## Problem details
Leave no picture in, and give every entry again exactly.

## Records provided

# # # # #

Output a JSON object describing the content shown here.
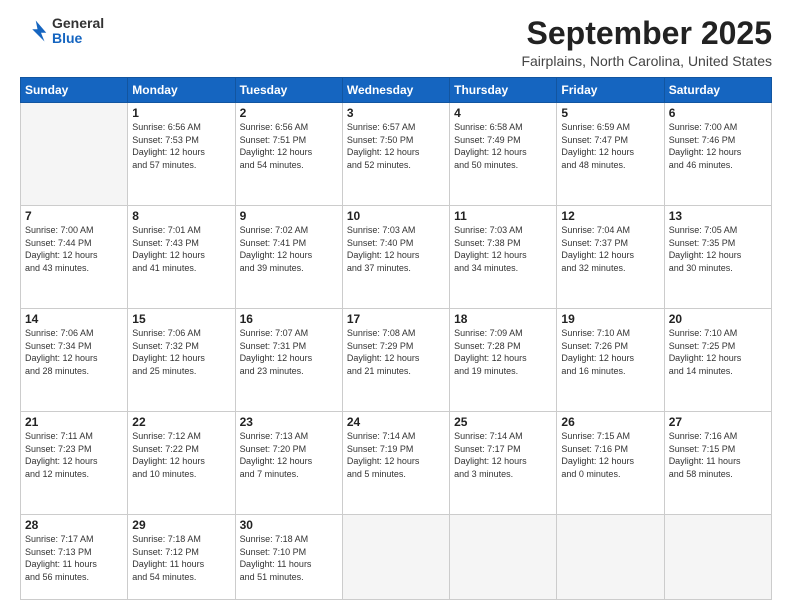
{
  "logo": {
    "general": "General",
    "blue": "Blue"
  },
  "title": "September 2025",
  "subtitle": "Fairplains, North Carolina, United States",
  "days_header": [
    "Sunday",
    "Monday",
    "Tuesday",
    "Wednesday",
    "Thursday",
    "Friday",
    "Saturday"
  ],
  "weeks": [
    [
      {
        "num": "",
        "info": ""
      },
      {
        "num": "1",
        "info": "Sunrise: 6:56 AM\nSunset: 7:53 PM\nDaylight: 12 hours\nand 57 minutes."
      },
      {
        "num": "2",
        "info": "Sunrise: 6:56 AM\nSunset: 7:51 PM\nDaylight: 12 hours\nand 54 minutes."
      },
      {
        "num": "3",
        "info": "Sunrise: 6:57 AM\nSunset: 7:50 PM\nDaylight: 12 hours\nand 52 minutes."
      },
      {
        "num": "4",
        "info": "Sunrise: 6:58 AM\nSunset: 7:49 PM\nDaylight: 12 hours\nand 50 minutes."
      },
      {
        "num": "5",
        "info": "Sunrise: 6:59 AM\nSunset: 7:47 PM\nDaylight: 12 hours\nand 48 minutes."
      },
      {
        "num": "6",
        "info": "Sunrise: 7:00 AM\nSunset: 7:46 PM\nDaylight: 12 hours\nand 46 minutes."
      }
    ],
    [
      {
        "num": "7",
        "info": "Sunrise: 7:00 AM\nSunset: 7:44 PM\nDaylight: 12 hours\nand 43 minutes."
      },
      {
        "num": "8",
        "info": "Sunrise: 7:01 AM\nSunset: 7:43 PM\nDaylight: 12 hours\nand 41 minutes."
      },
      {
        "num": "9",
        "info": "Sunrise: 7:02 AM\nSunset: 7:41 PM\nDaylight: 12 hours\nand 39 minutes."
      },
      {
        "num": "10",
        "info": "Sunrise: 7:03 AM\nSunset: 7:40 PM\nDaylight: 12 hours\nand 37 minutes."
      },
      {
        "num": "11",
        "info": "Sunrise: 7:03 AM\nSunset: 7:38 PM\nDaylight: 12 hours\nand 34 minutes."
      },
      {
        "num": "12",
        "info": "Sunrise: 7:04 AM\nSunset: 7:37 PM\nDaylight: 12 hours\nand 32 minutes."
      },
      {
        "num": "13",
        "info": "Sunrise: 7:05 AM\nSunset: 7:35 PM\nDaylight: 12 hours\nand 30 minutes."
      }
    ],
    [
      {
        "num": "14",
        "info": "Sunrise: 7:06 AM\nSunset: 7:34 PM\nDaylight: 12 hours\nand 28 minutes."
      },
      {
        "num": "15",
        "info": "Sunrise: 7:06 AM\nSunset: 7:32 PM\nDaylight: 12 hours\nand 25 minutes."
      },
      {
        "num": "16",
        "info": "Sunrise: 7:07 AM\nSunset: 7:31 PM\nDaylight: 12 hours\nand 23 minutes."
      },
      {
        "num": "17",
        "info": "Sunrise: 7:08 AM\nSunset: 7:29 PM\nDaylight: 12 hours\nand 21 minutes."
      },
      {
        "num": "18",
        "info": "Sunrise: 7:09 AM\nSunset: 7:28 PM\nDaylight: 12 hours\nand 19 minutes."
      },
      {
        "num": "19",
        "info": "Sunrise: 7:10 AM\nSunset: 7:26 PM\nDaylight: 12 hours\nand 16 minutes."
      },
      {
        "num": "20",
        "info": "Sunrise: 7:10 AM\nSunset: 7:25 PM\nDaylight: 12 hours\nand 14 minutes."
      }
    ],
    [
      {
        "num": "21",
        "info": "Sunrise: 7:11 AM\nSunset: 7:23 PM\nDaylight: 12 hours\nand 12 minutes."
      },
      {
        "num": "22",
        "info": "Sunrise: 7:12 AM\nSunset: 7:22 PM\nDaylight: 12 hours\nand 10 minutes."
      },
      {
        "num": "23",
        "info": "Sunrise: 7:13 AM\nSunset: 7:20 PM\nDaylight: 12 hours\nand 7 minutes."
      },
      {
        "num": "24",
        "info": "Sunrise: 7:14 AM\nSunset: 7:19 PM\nDaylight: 12 hours\nand 5 minutes."
      },
      {
        "num": "25",
        "info": "Sunrise: 7:14 AM\nSunset: 7:17 PM\nDaylight: 12 hours\nand 3 minutes."
      },
      {
        "num": "26",
        "info": "Sunrise: 7:15 AM\nSunset: 7:16 PM\nDaylight: 12 hours\nand 0 minutes."
      },
      {
        "num": "27",
        "info": "Sunrise: 7:16 AM\nSunset: 7:15 PM\nDaylight: 11 hours\nand 58 minutes."
      }
    ],
    [
      {
        "num": "28",
        "info": "Sunrise: 7:17 AM\nSunset: 7:13 PM\nDaylight: 11 hours\nand 56 minutes."
      },
      {
        "num": "29",
        "info": "Sunrise: 7:18 AM\nSunset: 7:12 PM\nDaylight: 11 hours\nand 54 minutes."
      },
      {
        "num": "30",
        "info": "Sunrise: 7:18 AM\nSunset: 7:10 PM\nDaylight: 11 hours\nand 51 minutes."
      },
      {
        "num": "",
        "info": ""
      },
      {
        "num": "",
        "info": ""
      },
      {
        "num": "",
        "info": ""
      },
      {
        "num": "",
        "info": ""
      }
    ]
  ]
}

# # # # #

## Task response
Output a JSON object describing the content shown here.
{
  "logo": {
    "general": "General",
    "blue": "Blue"
  },
  "title": "September 2025",
  "subtitle": "Fairplains, North Carolina, United States",
  "days_header": [
    "Sunday",
    "Monday",
    "Tuesday",
    "Wednesday",
    "Thursday",
    "Friday",
    "Saturday"
  ],
  "weeks": [
    [
      {
        "num": "",
        "info": ""
      },
      {
        "num": "1",
        "info": "Sunrise: 6:56 AM\nSunset: 7:53 PM\nDaylight: 12 hours\nand 57 minutes."
      },
      {
        "num": "2",
        "info": "Sunrise: 6:56 AM\nSunset: 7:51 PM\nDaylight: 12 hours\nand 54 minutes."
      },
      {
        "num": "3",
        "info": "Sunrise: 6:57 AM\nSunset: 7:50 PM\nDaylight: 12 hours\nand 52 minutes."
      },
      {
        "num": "4",
        "info": "Sunrise: 6:58 AM\nSunset: 7:49 PM\nDaylight: 12 hours\nand 50 minutes."
      },
      {
        "num": "5",
        "info": "Sunrise: 6:59 AM\nSunset: 7:47 PM\nDaylight: 12 hours\nand 48 minutes."
      },
      {
        "num": "6",
        "info": "Sunrise: 7:00 AM\nSunset: 7:46 PM\nDaylight: 12 hours\nand 46 minutes."
      }
    ],
    [
      {
        "num": "7",
        "info": "Sunrise: 7:00 AM\nSunset: 7:44 PM\nDaylight: 12 hours\nand 43 minutes."
      },
      {
        "num": "8",
        "info": "Sunrise: 7:01 AM\nSunset: 7:43 PM\nDaylight: 12 hours\nand 41 minutes."
      },
      {
        "num": "9",
        "info": "Sunrise: 7:02 AM\nSunset: 7:41 PM\nDaylight: 12 hours\nand 39 minutes."
      },
      {
        "num": "10",
        "info": "Sunrise: 7:03 AM\nSunset: 7:40 PM\nDaylight: 12 hours\nand 37 minutes."
      },
      {
        "num": "11",
        "info": "Sunrise: 7:03 AM\nSunset: 7:38 PM\nDaylight: 12 hours\nand 34 minutes."
      },
      {
        "num": "12",
        "info": "Sunrise: 7:04 AM\nSunset: 7:37 PM\nDaylight: 12 hours\nand 32 minutes."
      },
      {
        "num": "13",
        "info": "Sunrise: 7:05 AM\nSunset: 7:35 PM\nDaylight: 12 hours\nand 30 minutes."
      }
    ],
    [
      {
        "num": "14",
        "info": "Sunrise: 7:06 AM\nSunset: 7:34 PM\nDaylight: 12 hours\nand 28 minutes."
      },
      {
        "num": "15",
        "info": "Sunrise: 7:06 AM\nSunset: 7:32 PM\nDaylight: 12 hours\nand 25 minutes."
      },
      {
        "num": "16",
        "info": "Sunrise: 7:07 AM\nSunset: 7:31 PM\nDaylight: 12 hours\nand 23 minutes."
      },
      {
        "num": "17",
        "info": "Sunrise: 7:08 AM\nSunset: 7:29 PM\nDaylight: 12 hours\nand 21 minutes."
      },
      {
        "num": "18",
        "info": "Sunrise: 7:09 AM\nSunset: 7:28 PM\nDaylight: 12 hours\nand 19 minutes."
      },
      {
        "num": "19",
        "info": "Sunrise: 7:10 AM\nSunset: 7:26 PM\nDaylight: 12 hours\nand 16 minutes."
      },
      {
        "num": "20",
        "info": "Sunrise: 7:10 AM\nSunset: 7:25 PM\nDaylight: 12 hours\nand 14 minutes."
      }
    ],
    [
      {
        "num": "21",
        "info": "Sunrise: 7:11 AM\nSunset: 7:23 PM\nDaylight: 12 hours\nand 12 minutes."
      },
      {
        "num": "22",
        "info": "Sunrise: 7:12 AM\nSunset: 7:22 PM\nDaylight: 12 hours\nand 10 minutes."
      },
      {
        "num": "23",
        "info": "Sunrise: 7:13 AM\nSunset: 7:20 PM\nDaylight: 12 hours\nand 7 minutes."
      },
      {
        "num": "24",
        "info": "Sunrise: 7:14 AM\nSunset: 7:19 PM\nDaylight: 12 hours\nand 5 minutes."
      },
      {
        "num": "25",
        "info": "Sunrise: 7:14 AM\nSunset: 7:17 PM\nDaylight: 12 hours\nand 3 minutes."
      },
      {
        "num": "26",
        "info": "Sunrise: 7:15 AM\nSunset: 7:16 PM\nDaylight: 12 hours\nand 0 minutes."
      },
      {
        "num": "27",
        "info": "Sunrise: 7:16 AM\nSunset: 7:15 PM\nDaylight: 11 hours\nand 58 minutes."
      }
    ],
    [
      {
        "num": "28",
        "info": "Sunrise: 7:17 AM\nSunset: 7:13 PM\nDaylight: 11 hours\nand 56 minutes."
      },
      {
        "num": "29",
        "info": "Sunrise: 7:18 AM\nSunset: 7:12 PM\nDaylight: 11 hours\nand 54 minutes."
      },
      {
        "num": "30",
        "info": "Sunrise: 7:18 AM\nSunset: 7:10 PM\nDaylight: 11 hours\nand 51 minutes."
      },
      {
        "num": "",
        "info": ""
      },
      {
        "num": "",
        "info": ""
      },
      {
        "num": "",
        "info": ""
      },
      {
        "num": "",
        "info": ""
      }
    ]
  ]
}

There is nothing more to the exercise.